Jesuthasan and Kapilashrami explore the game-changing potential of the evolution to the skills-based organization for a more inclusive, equitable, and higher performing enterprise and discuss why societal conditions are ripe for this transition. (World rights, Fall 2024.)

Thrive: Maximizing Emotional, Physical, and Material Well-Being in the Age of AI by NYU Stern School of Business Professor Anindya Ghose, and University of Minnesota Carlson School of Management Chair Ravi Bapna

In Thrive, Ghose and Bapna make the case that the modern AI-powered ecosystem of digital platforms, apps, and quantified-self-devices fundamentally improves the emotional, physical, and material well-being of everyday people across the globe in many dimensions of their everyday life. (World English rights, Fall 2024.)

The AI Conundrum: Why Artificial Intelligence’s Strengths are also AI’s Weaknesses by MMA Global industry data science and AI expert Rex Briggs, and Caleb Briggs

The AI Conundrum explores how biases and imprecision can lead to disastrous results for business and government entities that rely on the power of AI. (World rights, Spring 2024.) 

Corporate Innovation by MIT Sloan School of Management Dean and Professor Fiona Murray, and MIT Sloan School of Management senior lecturer Philip Budden

This book is a guide for executive teams to harness innovation for their organizations—through both strategic engagement with external innovation ecosystems and optimizing internal systems—with leaders playing an essential role in connecting them for competitive advantage. (World rights, Fall 2024.)

You’ll Pay for That: Payment Systems, Privacy, and Political Dissent by MIT Sloan School of Management Professor Catherine Tucker, and surveillance activist and National Chair of Restore the Fourth Alex Marthews

In You’ll Pay for That, Tucker and Marthews argue that it’s not possible to function in society without making or receiving payments.

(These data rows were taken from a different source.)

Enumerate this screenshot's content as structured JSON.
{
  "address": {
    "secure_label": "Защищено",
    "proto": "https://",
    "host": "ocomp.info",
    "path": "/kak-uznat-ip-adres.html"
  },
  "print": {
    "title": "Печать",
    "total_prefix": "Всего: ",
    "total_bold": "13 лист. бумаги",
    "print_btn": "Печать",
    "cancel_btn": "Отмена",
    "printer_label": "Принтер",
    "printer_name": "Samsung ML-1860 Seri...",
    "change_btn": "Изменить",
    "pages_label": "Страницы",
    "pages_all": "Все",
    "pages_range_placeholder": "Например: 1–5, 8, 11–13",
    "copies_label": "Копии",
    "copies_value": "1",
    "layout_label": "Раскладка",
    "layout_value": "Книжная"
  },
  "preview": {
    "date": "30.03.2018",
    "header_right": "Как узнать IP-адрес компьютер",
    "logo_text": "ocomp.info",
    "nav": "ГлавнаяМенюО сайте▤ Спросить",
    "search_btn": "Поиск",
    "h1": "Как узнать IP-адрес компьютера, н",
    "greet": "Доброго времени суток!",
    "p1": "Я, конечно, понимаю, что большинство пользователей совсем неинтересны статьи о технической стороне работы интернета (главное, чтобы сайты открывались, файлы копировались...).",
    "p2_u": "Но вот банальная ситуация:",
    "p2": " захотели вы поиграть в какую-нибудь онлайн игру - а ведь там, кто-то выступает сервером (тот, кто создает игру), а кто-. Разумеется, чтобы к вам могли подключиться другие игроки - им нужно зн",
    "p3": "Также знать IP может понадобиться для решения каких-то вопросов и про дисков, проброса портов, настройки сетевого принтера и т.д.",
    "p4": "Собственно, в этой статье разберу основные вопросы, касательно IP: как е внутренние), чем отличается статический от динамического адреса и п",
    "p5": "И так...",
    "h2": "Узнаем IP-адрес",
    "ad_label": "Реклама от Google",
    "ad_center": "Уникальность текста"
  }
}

Many countries are moving toward making it harder to pay for goods and services in any way that doesn’t disclose who is paying for it—marking a systemic change with important implications for the relative power of governments versus their citizens. (World rights, Spring 2025.)

Explore more new and forthcoming books from the Press